Free Writing Contests for Middle schoolers

City Weekend Parents & Kids

Writers of all ages need an audience. And what better way to gain one than to enter a writing contest? It’s so satisfying when a child receives a reward for his writing—whether it’s a cash prize, a special gift, or simply a chance to get published.

So why should you encourage your kids to enter a writing contest? Here are three important reasons.

1. Writing Contests Provide Boundaries

Most students need—and work well within—boundaries. Writing contests provide strict limits in the form of deadlines, word count, and subject matter.

  • Deadlines: Students, particularly teens, need to begin the practice of working within time limits, as they’ll face all sorts of deadlines throughout high school and college. Contest deadlines help them pace their writing so they can develop, write, and proofread the piece with time to spare.
  • Word count: Writing contests usually have some sort of word limit. Cutting a story or essay down to its most essential core will result in a tighter composition. It takes skill to whittle away excess verbiage in order to make every word count, but it’s a skill well worth developing.
  • Subject matter: Because most contests ask for a specific kind of writing—a short fictional story, a patriotic piece, or a poem, for example—students get to fine-tune their skills and focus their writing while practicing with a variety of themes. Writing on a given topic, even if it doesn’t especially interest them, is good practice for future writing assignments. Students won’t always have a choice, and practicing with different genres broadens their base of writing experiences.

2. Writing Contests Provide An Audience

When your child enters a contest, he is writing for two audiences: real and intended.

  • Real audience: These are the people who will read and/or judge the poem, essay, or story.
  • Intended audience: These are the people your student’s composition aims to address. They could be children, teenagers, elected officials, senior citizens, young mothers, homeschoolers, etc.

Now that you’re convinced writing contests are great opportunities for your kiddos, take care to guide them in the right direction by finding appropriate contests and steering clear of scams and rip-offs.

You might also like

Developer Baby Easy ABC Chinese Lite
Mobile Application (Developer)
  • Full ABC with matching animal picture
  • All alphabets in English
  • No restrictions
  • Simple quiz in English and Chinese to match the Letters with Animal Pictures
  • Slide bar to ease movement of the whole picture and alphabets
  • Real sound and human pronunciation in English
  • Real sound and human pronunciation in Chinese
  • Colorful animal pictures

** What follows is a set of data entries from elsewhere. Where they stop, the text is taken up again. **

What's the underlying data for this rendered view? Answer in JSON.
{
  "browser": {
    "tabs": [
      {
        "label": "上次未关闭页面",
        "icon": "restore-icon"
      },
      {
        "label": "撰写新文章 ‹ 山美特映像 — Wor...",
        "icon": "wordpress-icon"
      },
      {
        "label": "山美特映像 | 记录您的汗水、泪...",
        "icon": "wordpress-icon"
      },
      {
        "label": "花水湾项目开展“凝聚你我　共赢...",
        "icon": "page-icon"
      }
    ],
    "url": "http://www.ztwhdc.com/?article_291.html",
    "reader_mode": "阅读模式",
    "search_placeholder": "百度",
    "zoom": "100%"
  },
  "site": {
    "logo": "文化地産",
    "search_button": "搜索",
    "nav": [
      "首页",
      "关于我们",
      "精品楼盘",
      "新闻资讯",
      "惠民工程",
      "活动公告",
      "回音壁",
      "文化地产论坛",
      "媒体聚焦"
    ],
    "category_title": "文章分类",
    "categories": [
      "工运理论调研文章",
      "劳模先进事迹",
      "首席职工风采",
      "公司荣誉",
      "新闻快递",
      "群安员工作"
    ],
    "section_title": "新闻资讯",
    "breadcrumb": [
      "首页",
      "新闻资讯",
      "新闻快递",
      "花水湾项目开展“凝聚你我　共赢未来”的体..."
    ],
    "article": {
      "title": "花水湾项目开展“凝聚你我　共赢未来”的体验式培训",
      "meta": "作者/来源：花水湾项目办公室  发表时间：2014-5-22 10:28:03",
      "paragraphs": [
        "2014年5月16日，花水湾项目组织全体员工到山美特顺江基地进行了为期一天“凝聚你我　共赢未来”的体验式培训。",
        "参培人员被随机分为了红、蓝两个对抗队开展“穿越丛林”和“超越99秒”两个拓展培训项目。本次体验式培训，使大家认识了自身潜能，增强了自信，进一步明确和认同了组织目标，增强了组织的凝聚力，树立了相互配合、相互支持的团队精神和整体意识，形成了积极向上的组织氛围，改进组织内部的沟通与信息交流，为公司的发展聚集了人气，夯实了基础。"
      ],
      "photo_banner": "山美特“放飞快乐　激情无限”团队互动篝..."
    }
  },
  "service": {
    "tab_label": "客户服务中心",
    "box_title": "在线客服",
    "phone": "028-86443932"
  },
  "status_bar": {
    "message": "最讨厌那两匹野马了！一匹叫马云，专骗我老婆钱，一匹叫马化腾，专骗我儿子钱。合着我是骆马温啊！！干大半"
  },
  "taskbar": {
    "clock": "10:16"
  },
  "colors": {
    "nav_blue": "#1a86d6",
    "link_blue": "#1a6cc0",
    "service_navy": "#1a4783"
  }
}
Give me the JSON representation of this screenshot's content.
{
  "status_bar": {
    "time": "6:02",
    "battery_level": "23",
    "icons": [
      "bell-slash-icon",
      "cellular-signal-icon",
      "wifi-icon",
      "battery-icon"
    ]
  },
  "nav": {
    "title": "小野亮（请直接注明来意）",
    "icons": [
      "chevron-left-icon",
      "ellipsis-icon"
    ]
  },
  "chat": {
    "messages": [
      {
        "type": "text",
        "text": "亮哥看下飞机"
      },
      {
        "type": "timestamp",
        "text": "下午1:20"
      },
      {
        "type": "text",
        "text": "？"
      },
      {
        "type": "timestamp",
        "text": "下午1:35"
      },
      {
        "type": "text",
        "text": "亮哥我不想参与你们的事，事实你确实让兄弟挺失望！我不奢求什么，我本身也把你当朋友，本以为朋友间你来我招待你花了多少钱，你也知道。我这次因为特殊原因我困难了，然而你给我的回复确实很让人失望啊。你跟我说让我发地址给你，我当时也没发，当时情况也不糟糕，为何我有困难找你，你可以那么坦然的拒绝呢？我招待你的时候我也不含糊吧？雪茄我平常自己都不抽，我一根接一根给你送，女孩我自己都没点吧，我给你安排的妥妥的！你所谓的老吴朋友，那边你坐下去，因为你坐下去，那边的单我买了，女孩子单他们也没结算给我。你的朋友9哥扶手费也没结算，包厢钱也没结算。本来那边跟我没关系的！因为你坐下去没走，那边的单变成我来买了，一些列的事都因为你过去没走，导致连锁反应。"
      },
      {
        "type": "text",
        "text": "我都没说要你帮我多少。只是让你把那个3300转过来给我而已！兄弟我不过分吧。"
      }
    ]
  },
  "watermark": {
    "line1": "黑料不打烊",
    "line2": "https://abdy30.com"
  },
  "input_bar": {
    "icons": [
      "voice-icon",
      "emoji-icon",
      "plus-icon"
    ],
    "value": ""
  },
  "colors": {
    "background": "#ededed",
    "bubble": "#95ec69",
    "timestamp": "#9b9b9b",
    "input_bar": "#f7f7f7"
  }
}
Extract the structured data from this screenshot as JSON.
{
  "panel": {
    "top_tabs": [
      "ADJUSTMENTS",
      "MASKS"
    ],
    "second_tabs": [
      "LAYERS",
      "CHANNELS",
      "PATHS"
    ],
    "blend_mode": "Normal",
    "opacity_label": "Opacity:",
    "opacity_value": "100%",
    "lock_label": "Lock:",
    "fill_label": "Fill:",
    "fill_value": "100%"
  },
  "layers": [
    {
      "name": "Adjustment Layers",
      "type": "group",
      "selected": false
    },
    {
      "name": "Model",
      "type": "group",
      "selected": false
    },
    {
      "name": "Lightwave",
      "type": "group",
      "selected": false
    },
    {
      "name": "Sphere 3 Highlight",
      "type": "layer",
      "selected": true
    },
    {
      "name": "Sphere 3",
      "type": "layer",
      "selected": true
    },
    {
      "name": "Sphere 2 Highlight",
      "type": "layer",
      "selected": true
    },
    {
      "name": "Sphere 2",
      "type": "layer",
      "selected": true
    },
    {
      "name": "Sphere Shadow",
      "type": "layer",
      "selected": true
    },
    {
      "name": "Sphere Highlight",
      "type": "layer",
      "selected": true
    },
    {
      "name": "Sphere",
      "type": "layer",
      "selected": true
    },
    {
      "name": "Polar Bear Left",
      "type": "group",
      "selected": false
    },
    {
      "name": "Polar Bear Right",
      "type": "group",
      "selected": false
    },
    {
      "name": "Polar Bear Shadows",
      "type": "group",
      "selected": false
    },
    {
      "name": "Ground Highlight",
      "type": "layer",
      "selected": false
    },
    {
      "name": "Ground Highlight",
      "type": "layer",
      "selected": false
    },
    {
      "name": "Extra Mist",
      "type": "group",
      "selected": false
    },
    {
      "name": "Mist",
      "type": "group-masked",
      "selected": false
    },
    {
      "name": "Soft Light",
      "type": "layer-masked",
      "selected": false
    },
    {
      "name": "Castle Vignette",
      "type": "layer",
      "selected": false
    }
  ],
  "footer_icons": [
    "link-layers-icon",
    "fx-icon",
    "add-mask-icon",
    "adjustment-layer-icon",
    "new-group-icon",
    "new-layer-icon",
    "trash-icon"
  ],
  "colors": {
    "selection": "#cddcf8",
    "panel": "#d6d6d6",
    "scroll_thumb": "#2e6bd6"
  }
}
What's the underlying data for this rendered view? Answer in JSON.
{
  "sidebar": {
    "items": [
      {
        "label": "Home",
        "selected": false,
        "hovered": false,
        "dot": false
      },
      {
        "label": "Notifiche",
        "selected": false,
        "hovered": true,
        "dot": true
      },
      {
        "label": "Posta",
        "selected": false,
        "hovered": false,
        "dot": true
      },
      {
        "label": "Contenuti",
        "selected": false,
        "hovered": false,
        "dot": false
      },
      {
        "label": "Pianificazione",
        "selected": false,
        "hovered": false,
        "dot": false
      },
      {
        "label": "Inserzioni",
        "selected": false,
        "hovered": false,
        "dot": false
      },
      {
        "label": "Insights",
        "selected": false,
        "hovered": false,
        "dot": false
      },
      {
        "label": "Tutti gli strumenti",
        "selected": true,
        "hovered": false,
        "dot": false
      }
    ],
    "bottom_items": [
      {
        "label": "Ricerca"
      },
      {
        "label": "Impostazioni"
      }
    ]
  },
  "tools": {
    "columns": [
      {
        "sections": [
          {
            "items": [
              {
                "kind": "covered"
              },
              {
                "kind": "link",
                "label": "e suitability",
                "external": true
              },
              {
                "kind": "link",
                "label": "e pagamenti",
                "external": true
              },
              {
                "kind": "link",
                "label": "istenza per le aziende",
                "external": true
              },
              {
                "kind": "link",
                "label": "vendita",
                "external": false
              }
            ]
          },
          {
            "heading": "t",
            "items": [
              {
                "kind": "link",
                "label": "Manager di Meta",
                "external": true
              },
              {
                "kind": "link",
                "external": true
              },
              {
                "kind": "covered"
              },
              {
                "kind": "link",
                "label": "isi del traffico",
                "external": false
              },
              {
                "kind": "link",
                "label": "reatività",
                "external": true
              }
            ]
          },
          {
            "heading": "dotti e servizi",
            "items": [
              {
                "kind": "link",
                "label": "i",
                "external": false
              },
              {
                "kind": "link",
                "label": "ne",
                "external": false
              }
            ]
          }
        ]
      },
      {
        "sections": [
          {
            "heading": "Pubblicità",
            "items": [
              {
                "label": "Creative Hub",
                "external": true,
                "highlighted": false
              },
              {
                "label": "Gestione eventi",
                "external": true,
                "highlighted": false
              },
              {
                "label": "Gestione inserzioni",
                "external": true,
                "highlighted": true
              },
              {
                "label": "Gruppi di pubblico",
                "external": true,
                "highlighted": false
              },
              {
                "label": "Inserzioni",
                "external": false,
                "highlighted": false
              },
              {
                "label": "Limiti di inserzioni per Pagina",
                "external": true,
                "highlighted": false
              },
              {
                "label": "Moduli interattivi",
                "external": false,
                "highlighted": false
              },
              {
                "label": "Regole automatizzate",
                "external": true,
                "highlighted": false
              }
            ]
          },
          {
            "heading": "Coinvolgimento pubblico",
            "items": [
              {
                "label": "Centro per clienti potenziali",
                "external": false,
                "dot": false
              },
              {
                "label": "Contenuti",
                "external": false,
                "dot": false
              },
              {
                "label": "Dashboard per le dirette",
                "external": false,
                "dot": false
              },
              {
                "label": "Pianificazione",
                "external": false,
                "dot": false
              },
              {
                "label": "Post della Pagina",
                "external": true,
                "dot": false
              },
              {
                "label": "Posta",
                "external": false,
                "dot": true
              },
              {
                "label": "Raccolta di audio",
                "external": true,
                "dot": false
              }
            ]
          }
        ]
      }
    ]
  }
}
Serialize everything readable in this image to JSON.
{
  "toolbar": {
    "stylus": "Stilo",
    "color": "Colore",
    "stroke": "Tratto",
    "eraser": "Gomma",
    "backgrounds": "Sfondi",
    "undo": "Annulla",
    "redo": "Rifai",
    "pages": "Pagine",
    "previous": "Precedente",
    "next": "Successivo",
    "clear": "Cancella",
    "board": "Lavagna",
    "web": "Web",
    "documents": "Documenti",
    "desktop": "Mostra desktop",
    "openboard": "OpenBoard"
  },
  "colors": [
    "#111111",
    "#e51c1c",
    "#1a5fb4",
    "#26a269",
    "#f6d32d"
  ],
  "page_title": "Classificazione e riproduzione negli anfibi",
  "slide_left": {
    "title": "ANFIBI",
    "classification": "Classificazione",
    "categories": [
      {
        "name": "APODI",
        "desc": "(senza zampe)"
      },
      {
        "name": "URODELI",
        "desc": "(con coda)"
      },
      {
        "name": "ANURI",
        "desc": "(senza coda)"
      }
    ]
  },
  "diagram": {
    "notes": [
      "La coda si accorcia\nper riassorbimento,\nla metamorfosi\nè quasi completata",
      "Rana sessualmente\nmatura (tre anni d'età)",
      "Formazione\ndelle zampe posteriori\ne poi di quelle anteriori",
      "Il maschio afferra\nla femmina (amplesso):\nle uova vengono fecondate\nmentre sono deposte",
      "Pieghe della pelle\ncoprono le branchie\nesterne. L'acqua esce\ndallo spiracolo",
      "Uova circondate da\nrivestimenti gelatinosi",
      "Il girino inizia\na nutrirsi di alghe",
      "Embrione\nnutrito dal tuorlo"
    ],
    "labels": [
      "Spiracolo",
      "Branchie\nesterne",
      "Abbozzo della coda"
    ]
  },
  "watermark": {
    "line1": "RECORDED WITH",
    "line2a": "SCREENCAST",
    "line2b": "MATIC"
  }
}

Shandy Lawson talks Fiction Locker, a writing website for teens  — Hypable
I can't answer as many of those questions as I'd like, so I thought if I put all of those answers in one place, along with stuff like regular flash fiction contests, writing prompts and featured columns by guest authors, I might be able to create a ..


What are some writing contests for middle-schoolers (grades 6-8)?

Hi! I love to write stories and poems, and I am quite good at writing them. I was wondering if anyone knew of any writing contests for me to enter. I live in Massachusetts in the Plymouth county and I am in middle school. There can be an entry fee but it should not exceed 20 dollars. Doesn't matter to me if there is an award or not though.

contests are usually free to enter. Your best bet is to ask your language teacher or go to the library and ask if they might know of any. I know the library in my area actually runs a contest for writing books and the winners actually get them bound into an actual book.

How do I teach middle-schoolers how to write poetry?

If all else fails: outsource. 
When I was in middle-school, we had a poet come to work with our class as part of a "Poet in Residence" program.  It was amazing.  I'm sure our teacher could have taught us the same fundamentals, but having an expert who really felt the poetry was fascinating.
If poetry's not your thing, then find someone (friend, teacher, poet) who could come in and jump start the class with a presentation, or help polish a poetic writing project. It could be very inspiring.